The product design section (industrial and contemporary) shows the furnishings of local authors, produced here, and of locally harvested wood. Our wish is to show that the Croatian forests, or the trees that grow in them, particularly oak, are a valuable raw material from which furniture can be made. The exhibition will show the development of industrial production and furniture design from the beginnings of the 20th century to the present time. Among the exhibits are the products of the Bentwood Factory in Rijeka; of Mundus Florijan Bobić in Varaždin; Ivo Marinković Furniture, Osijek; Thonet-Mundus in Varaždin; Bothe & Ehrmann, Oriolik, Oriovac... and as for the artists and designers, works can be seen designed by Bernardo Bernardi, Herman Bolle, Vjenceslav Richter, Mario Antonini, Boris Babić, Željko Kovačić, Numen, Redesign, Grupa, Kristina Lugonja, Krunoslav Kovač and others.

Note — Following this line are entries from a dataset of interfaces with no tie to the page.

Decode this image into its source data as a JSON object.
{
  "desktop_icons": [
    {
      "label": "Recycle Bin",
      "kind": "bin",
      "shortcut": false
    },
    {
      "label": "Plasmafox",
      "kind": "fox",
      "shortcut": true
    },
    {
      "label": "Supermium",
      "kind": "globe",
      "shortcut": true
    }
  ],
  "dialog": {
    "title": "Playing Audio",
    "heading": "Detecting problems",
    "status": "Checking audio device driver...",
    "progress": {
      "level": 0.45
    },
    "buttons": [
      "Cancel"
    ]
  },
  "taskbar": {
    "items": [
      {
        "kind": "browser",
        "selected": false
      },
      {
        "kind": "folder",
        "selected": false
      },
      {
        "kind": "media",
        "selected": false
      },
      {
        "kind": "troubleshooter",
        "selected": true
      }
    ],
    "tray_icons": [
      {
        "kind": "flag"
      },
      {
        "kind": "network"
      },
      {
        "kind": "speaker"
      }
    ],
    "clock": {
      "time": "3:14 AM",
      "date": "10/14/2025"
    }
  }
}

The expert exhibition concept and set up are the work of Jasminka Poklečki Stošić.
A great many co-authors and expert associates have taken part in bringing this exhibition to fruition.
Co-authors: 19th century painting – Dr Jasminka Najcer Sabljak; 20th century and 21st century painting – Academician Tonko Maroević; Sculpture – Dr Ive Šimat Banov; History of the furniture industry – Dr Vanja Brdar Mustapić; Contemporary furniture design – Ksenija Jurinec, MFA, MA.

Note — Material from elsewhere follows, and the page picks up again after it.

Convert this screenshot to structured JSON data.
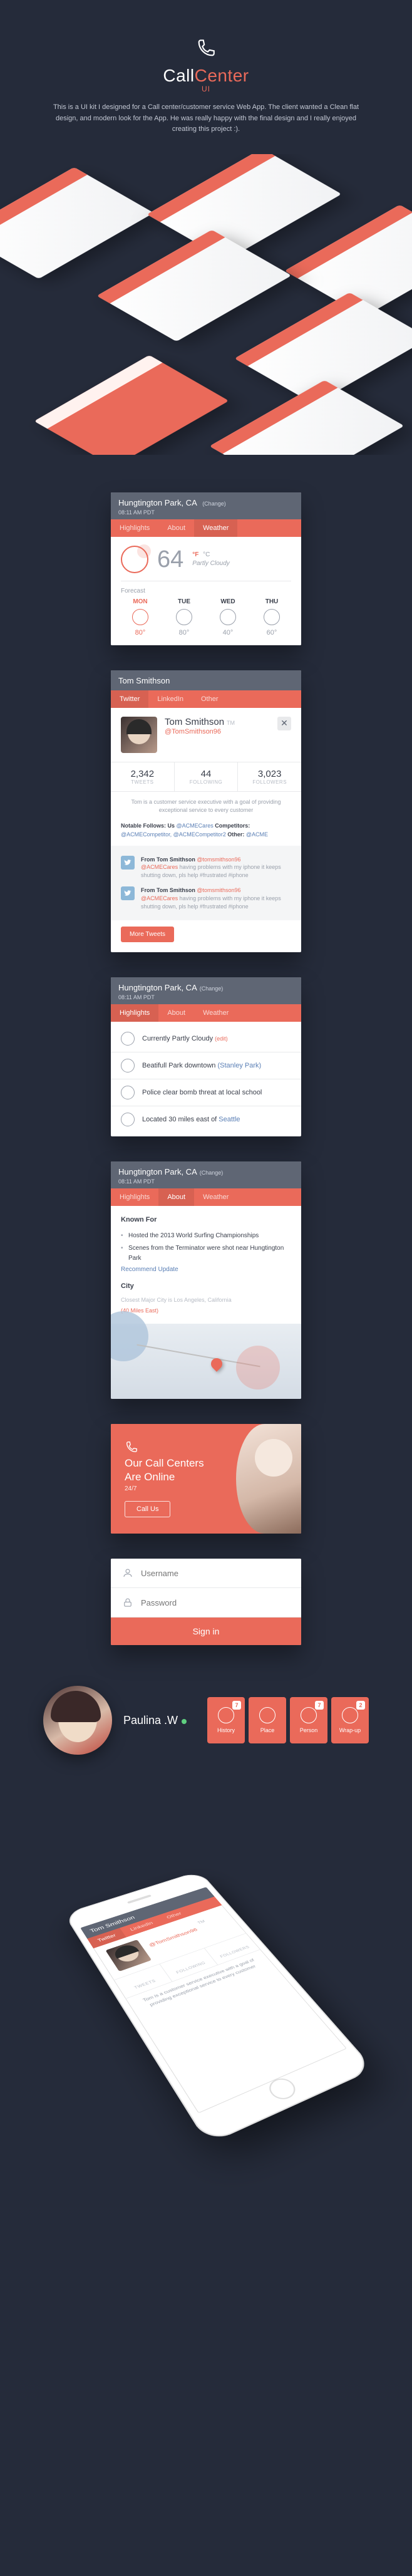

Expert associates: Dr Aleksandar Durman (Faculty of Humanities and Social Sciences); Dr Danijela Domljan (Forestry Faculty, Zagreb); Silvija Lučevnjak (director of Našice Local History Museum); Danijela Križanec-Beganović (senior curator, Ethnographic Museum, Zagreb)
In addition, exclusively for this exhibition, Goran Vranić, photographer, during spring, summer, autumn and winter 2016, took pictures of the most integral oak forest in Europe, Spačva. The photographs are reproduced in the catalogue, published in 152 pages, containing reproductions of all the works and many texts from the area of art, forestry and the furniture industry.
In the exhibition there are 140 exhibits, borrowed from 19 Croatian museums, 27 private owners and 8 corporates.
All of these works tell of the beauty, importance and value of the woods. And this is the intention of exhibition and cycle as a whole – to show that Nature with all its resources is necessary to us human beings, and that we are necessary to it in return. We are needed, to prevent the global devastation that we have ourselves, in various ways, brought about. But the devastation is going to stop only when we understand that the tree is our best friend, and when we put our arm around it as we do with our best friend.